“One hundred per cent. We probably would have had music out in the spring anyway in terms of songs, without Our House. There is stuff that feels ready and there is stuff that feels right. I don’t know if we’ve finished the record yet. I don’t feel like we have. There’s still that elusive thing that people in bands are in pursuit of, which is their masterpiece. You sometimes don’t know if you’ve made it or not until years down the line someone goes, ‘Yeah, that was great.’ Or not just one person but a whole massive society goes, ‘That was fucking amazing,’ and it’s lauded over for years and years. But I don’t feel like we’ve done that. None of us feel like we have. So I think we’re still in pursuit of trying to attain that.”
Is Our House a good indication of the headspace that you’re in?

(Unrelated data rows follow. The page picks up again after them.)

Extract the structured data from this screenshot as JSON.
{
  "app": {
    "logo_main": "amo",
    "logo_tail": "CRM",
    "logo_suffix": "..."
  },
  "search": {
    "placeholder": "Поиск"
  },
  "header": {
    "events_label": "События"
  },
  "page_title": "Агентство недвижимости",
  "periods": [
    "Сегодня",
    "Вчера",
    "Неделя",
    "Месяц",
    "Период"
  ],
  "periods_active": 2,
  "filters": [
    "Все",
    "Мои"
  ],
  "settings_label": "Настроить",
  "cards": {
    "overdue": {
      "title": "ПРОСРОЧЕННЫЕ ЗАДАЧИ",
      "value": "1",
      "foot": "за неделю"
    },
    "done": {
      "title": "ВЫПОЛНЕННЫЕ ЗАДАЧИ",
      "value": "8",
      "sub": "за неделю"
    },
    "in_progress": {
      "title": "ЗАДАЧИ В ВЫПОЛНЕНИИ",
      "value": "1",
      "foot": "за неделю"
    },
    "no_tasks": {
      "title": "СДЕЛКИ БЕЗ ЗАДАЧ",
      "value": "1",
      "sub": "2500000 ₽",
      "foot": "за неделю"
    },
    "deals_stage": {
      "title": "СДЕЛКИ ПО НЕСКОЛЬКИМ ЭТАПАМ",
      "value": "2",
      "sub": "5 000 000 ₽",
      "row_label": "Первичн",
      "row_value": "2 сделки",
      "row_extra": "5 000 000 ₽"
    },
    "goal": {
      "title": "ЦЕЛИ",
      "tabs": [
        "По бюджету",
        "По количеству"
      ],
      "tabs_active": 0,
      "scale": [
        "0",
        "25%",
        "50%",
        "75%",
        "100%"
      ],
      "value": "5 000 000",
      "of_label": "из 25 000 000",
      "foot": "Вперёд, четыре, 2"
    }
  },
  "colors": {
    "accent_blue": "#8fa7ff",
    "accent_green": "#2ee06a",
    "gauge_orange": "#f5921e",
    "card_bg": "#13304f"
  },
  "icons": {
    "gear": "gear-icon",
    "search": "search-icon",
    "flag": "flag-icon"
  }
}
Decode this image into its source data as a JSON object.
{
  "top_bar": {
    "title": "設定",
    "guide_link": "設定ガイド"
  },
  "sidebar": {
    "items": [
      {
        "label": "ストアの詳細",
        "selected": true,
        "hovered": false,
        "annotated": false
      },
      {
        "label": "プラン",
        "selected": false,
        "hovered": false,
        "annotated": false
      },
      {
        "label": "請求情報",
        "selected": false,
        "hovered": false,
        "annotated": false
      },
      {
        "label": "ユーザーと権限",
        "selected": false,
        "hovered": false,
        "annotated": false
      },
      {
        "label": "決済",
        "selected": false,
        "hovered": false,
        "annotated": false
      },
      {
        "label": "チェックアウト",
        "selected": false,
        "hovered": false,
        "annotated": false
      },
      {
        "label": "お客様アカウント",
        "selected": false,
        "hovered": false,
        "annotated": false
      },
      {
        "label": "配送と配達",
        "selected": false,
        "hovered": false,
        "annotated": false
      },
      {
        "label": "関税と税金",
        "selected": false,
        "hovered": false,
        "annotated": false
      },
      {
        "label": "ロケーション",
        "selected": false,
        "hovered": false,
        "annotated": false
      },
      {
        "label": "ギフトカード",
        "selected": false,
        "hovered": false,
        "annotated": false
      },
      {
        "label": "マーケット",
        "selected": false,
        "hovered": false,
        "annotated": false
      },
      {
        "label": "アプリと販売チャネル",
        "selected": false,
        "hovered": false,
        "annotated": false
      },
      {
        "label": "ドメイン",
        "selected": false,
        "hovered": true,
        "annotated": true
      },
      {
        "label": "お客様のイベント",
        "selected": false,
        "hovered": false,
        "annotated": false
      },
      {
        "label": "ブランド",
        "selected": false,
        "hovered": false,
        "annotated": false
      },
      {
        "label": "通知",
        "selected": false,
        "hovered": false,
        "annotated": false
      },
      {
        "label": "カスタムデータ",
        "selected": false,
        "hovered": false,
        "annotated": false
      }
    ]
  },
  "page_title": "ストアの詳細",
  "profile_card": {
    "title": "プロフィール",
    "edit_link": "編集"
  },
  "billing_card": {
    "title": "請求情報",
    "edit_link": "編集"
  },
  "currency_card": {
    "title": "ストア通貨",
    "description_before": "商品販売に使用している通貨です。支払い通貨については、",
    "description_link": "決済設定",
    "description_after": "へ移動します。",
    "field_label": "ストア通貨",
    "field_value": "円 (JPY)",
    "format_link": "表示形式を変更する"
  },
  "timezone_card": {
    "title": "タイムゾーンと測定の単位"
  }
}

“No. This record is probably the heaviest we’ve been since Sinners [Never Sleep, 2011] – the stuff that’s been put together is the rockiest record we’ve had in a long, long time. So Our House actually couldn’t be further away from it. That, again, is why it’s a standalone single and why we’re using it in the way we are, because it just wouldn’t work with all the other stuff. When [the record’s] right, it will come out, basically. We’re still working towards that. But everything feels good in the camp!”
READ THIS: 17 covers of pop songs that actually rule
Don Broco, Sleep Token, Hot Milk and more fly the flag for rock at Reading & Leeds 2023.
Busted have teamed up with You Me At Six, Dashboard Confessional, Neck Deep, Bowling For Soup and more for new versions of their biggest hits…
Kerrang! were joined by Simon Neil, Josh Franceschi and Justine Jones to celebrate the publication of our new book, Living Loud!
Paramore’s This Is Why and You Me At Six’s Truth Decay are sitting at Number One and Two respectively in the midweeks – which is the first time in a long while two rock bands have been at the top in the UK.
You Me At Six sum up what it feels like to spiral into existential dread and then just simply tell yourself “fuck it” on eighth album…
From performing to the Supervet to ranking terrible toilets, You Me At Six vocalist Josh Franceschi looks back on years of touring…
You Me At Six celebrate the person who makes you feel “alive” with the next single from their upcoming album Truth Decay.
The Cover Story
Over the past year, Josh Franceschi has been posing himself questions both personal and professional. And in getting his life back on track while creating You Me At Six’s eighth album Truth Decay, he’s come to learn that honesty really is the best policy…